“In this latest Liberal scandal, we found that 79 per cent of the general public in B.C. is following this story closely, which is really high for the type of story that it is,” says Insights West President Steve Mossop. “That includes about 38 per cent who say they are following it very closely.”

Insights West conducted two polls, the first from September 6 to 10 with 869 B.C. residents, and the second from September 19 to 23 with 867 – and found that while the Liberal Party is not faring well, the face-painting fiasco hasn’t had much of an impact on support.

“The public reaction is mixed. We have 52 per cent of the general public who say it is a serious issue, 26 per cent say it is somewhat serious and 26 per cent say it is very serious. It is hitting the agenda and it is resonating with voters,” Mossop tells NEWS 1130.

“But the interesting thing is that in two separate polls, we found there is no measurable impact on voter intention. We still have the Liberals considerably behind the Conservatives when it comes to overall intention to vote. That number hasn’t changed significantly in the past several months.”

Mossop says they have found support for the party under Justin Trudeau’s leadership has fallen significantly since the 2015 federal election. If this year’s election were held today, fewer than one in five people in B.C. would vote Liberal. The Conservatives, under Andrew Scheer, have 29 per cent support.

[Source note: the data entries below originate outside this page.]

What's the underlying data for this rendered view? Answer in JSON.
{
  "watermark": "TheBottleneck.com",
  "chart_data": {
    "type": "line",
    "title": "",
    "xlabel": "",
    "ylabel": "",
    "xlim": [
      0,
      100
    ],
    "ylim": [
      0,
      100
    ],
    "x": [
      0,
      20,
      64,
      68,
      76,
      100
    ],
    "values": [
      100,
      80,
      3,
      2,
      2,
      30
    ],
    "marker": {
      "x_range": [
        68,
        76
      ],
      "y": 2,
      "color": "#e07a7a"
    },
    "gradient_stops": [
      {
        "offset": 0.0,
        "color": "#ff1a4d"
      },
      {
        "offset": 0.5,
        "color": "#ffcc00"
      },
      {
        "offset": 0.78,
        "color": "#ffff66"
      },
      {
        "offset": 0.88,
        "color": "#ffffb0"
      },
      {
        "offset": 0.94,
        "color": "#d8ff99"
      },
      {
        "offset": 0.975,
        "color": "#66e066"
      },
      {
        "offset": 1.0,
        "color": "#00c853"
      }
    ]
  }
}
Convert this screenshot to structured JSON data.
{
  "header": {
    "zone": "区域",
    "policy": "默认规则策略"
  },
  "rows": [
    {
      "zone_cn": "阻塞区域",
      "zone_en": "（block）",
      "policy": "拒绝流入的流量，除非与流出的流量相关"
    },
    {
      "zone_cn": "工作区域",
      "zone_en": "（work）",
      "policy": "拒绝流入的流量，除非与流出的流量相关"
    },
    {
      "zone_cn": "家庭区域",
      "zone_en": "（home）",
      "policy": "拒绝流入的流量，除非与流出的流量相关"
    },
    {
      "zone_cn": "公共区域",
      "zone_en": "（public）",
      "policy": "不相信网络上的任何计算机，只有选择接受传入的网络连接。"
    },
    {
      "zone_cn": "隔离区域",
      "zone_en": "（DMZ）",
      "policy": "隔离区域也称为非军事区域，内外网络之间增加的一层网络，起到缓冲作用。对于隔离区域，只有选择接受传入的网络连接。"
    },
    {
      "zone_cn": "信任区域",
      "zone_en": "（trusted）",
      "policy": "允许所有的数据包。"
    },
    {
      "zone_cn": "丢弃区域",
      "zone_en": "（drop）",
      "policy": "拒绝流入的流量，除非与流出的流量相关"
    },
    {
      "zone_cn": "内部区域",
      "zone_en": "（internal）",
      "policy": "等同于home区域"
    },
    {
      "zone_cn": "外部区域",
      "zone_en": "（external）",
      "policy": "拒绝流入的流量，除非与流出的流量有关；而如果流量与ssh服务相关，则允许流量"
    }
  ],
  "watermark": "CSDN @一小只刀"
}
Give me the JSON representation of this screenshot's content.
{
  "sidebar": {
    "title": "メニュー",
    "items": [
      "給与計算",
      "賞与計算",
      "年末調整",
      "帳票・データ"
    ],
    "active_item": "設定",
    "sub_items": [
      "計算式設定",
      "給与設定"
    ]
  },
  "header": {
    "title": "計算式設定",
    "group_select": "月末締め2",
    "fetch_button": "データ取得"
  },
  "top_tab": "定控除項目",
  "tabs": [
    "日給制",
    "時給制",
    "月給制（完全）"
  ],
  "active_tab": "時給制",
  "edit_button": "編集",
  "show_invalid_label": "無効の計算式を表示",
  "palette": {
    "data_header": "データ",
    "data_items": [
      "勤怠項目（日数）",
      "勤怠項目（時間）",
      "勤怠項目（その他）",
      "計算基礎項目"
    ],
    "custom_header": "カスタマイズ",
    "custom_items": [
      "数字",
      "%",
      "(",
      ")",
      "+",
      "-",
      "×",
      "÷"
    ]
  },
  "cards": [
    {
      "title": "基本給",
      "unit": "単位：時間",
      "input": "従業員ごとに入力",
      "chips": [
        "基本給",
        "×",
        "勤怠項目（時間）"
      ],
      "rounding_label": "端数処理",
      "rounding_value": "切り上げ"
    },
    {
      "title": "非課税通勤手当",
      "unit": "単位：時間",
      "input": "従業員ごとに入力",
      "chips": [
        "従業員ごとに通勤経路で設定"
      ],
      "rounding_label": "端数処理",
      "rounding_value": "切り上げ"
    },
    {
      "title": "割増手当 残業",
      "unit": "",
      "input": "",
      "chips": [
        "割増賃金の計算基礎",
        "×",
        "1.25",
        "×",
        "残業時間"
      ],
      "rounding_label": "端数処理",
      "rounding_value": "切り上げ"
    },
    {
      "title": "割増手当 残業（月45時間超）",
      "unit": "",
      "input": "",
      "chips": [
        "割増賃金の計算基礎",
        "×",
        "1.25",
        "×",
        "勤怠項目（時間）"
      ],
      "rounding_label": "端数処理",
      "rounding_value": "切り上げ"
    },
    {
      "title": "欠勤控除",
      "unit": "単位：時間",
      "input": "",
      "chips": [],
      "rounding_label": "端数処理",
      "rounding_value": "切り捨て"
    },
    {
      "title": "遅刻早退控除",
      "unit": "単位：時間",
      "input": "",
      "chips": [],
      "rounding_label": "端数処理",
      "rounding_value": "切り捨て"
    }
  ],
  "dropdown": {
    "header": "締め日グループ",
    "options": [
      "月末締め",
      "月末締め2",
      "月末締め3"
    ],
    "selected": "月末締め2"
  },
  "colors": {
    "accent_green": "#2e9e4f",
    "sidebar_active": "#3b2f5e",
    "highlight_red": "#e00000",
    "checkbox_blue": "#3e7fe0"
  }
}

The NDP under Jagmeet Singh also held steady in both polls with 14 per cent voter support in B.C., while the Greens under Elizabeth May is also identical with 13 per cent in the first poll and 14 per cent in the second.

When thinking of Canada as a whole, the September 19 to 23 poll showed that British Columbians rate the environment and climate change as the top issue (23 per cent), followed by personal income, wages, and the cost of living (12 per cent), and housing prices and affordability (11 per cent). The national economy (nine per cent) and the federal budget (eight per cent) round out the top answers.

“The most interesting thing, though, is the differences along political divides,” says Mossop.

“We have some stark differences with only two per cent of Conservative voters who label climate change as the top issue compared to 33 per cent of Liberal voters and 36 per cent of NDP voters. That’s a massive difference. We also have housing prices, which get more mentions between Liberal and NDP supporters. For Conservative voters, it’s all about the economy, the deficit and spending. About 60 per cent of responses fit into those three categories.”

As for the leaders’ personal ratings, Insights West finds Trudeau and Scheer have some work to do.

“Overall approval ratings are mixed. The overall job performance when we look at Trudeau specifically show 61 per cent disapproval with 34 percent approval. In any election I’ve covered over a 25 year career, having double the number disapproving spells bad news for a political leader,” Mossop explains.

“When you look at the other leaders, we have a mixed bag. There are 46 per cent who are approving of Singh’s performance with 40 per cent who disapprove. Andrew Scheer is faring just as poorly as Justin Trudeau, with a 35 per cent approval rating and 54 per cent disapproval. The leadership may be a separate issue than overall voter intentions.”

The polls were conducted online and the margin of error in the first study is +/- 3.4 percentage points and +/- 3.3 percentage points in the second, 19 times out of 20.